Data items:
--- START ---

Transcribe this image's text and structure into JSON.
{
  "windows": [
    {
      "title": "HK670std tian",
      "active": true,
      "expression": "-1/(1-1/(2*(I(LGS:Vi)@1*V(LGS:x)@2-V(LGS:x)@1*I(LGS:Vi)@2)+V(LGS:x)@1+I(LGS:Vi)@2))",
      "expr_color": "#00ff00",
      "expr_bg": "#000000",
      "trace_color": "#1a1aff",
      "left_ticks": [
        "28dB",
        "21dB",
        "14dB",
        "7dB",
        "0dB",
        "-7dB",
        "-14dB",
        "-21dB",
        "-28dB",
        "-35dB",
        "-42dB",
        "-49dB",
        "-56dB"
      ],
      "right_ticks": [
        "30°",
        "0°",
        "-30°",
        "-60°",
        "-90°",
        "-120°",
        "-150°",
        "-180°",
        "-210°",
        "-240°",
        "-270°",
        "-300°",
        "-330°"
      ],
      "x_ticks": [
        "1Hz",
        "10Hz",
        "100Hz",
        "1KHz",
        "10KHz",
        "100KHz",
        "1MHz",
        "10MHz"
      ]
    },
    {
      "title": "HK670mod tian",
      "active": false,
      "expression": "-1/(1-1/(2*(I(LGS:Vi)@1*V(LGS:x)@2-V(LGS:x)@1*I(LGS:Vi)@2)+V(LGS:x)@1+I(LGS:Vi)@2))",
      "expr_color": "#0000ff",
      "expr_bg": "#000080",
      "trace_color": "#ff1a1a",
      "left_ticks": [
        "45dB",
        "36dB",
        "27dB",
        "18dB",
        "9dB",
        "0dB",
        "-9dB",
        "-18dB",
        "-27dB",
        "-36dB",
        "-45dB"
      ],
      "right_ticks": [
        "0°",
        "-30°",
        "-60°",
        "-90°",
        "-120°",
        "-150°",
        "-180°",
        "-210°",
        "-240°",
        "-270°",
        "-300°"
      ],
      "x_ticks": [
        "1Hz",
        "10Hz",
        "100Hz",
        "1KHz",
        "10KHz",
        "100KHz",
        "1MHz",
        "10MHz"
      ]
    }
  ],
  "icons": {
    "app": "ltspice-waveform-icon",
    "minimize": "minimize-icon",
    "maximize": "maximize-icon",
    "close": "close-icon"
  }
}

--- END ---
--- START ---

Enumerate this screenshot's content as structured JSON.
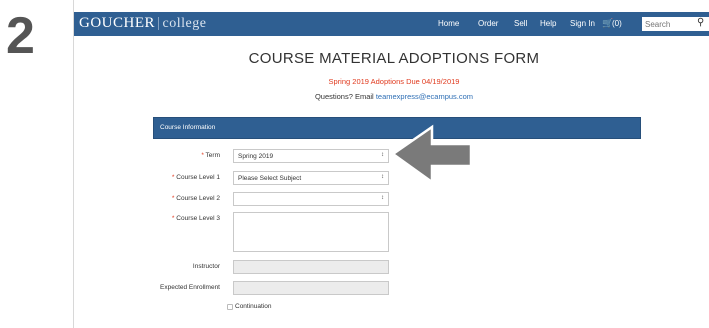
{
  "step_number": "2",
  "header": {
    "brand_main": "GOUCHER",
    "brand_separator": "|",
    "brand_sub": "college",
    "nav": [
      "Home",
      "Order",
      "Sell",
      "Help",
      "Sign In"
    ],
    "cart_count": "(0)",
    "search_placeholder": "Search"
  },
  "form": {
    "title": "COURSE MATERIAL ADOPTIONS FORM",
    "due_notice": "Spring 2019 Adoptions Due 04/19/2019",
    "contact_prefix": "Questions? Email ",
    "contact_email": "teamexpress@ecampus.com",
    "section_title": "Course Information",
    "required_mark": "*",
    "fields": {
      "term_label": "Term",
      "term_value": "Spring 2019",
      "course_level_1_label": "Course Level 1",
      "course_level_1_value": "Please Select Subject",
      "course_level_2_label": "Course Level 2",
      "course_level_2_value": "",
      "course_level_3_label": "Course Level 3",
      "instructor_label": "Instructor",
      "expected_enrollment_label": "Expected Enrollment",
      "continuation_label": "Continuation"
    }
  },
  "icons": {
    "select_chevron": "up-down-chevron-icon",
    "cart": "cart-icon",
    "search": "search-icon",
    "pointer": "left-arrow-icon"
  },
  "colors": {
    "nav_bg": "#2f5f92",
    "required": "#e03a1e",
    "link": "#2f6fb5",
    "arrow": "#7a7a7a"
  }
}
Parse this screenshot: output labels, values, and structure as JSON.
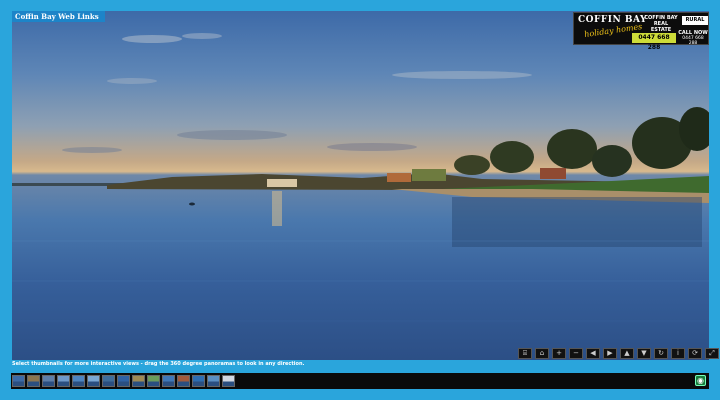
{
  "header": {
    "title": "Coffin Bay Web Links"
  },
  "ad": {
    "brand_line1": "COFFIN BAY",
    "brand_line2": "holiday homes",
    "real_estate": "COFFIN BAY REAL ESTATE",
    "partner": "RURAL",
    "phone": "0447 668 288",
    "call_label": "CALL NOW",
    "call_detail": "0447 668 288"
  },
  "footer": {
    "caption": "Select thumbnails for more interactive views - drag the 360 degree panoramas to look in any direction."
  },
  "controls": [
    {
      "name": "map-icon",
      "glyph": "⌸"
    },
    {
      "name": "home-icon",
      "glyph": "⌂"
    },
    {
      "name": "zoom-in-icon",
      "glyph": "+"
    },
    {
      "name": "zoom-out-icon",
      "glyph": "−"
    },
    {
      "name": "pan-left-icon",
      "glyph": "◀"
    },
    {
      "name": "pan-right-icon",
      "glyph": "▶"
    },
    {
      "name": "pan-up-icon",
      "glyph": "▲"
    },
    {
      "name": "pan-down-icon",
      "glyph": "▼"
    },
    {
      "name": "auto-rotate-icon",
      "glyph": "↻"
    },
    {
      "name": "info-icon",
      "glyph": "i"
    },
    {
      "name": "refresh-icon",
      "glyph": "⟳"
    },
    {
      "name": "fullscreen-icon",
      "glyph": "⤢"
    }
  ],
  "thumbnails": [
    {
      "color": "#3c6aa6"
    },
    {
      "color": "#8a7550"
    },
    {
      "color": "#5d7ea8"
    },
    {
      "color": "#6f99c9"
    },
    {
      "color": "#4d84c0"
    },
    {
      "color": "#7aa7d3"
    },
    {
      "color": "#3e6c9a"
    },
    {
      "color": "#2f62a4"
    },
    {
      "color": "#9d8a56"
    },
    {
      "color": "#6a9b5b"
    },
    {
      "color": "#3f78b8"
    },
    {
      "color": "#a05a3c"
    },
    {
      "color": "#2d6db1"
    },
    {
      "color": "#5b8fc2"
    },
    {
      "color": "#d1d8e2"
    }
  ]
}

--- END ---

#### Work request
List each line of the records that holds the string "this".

#### Problem solution
Transcribe this image's text and structure into JSON.
Enumerate this screenshot's content as structured JSON.
Parse this screenshot: output labels, values, and structure as JSON.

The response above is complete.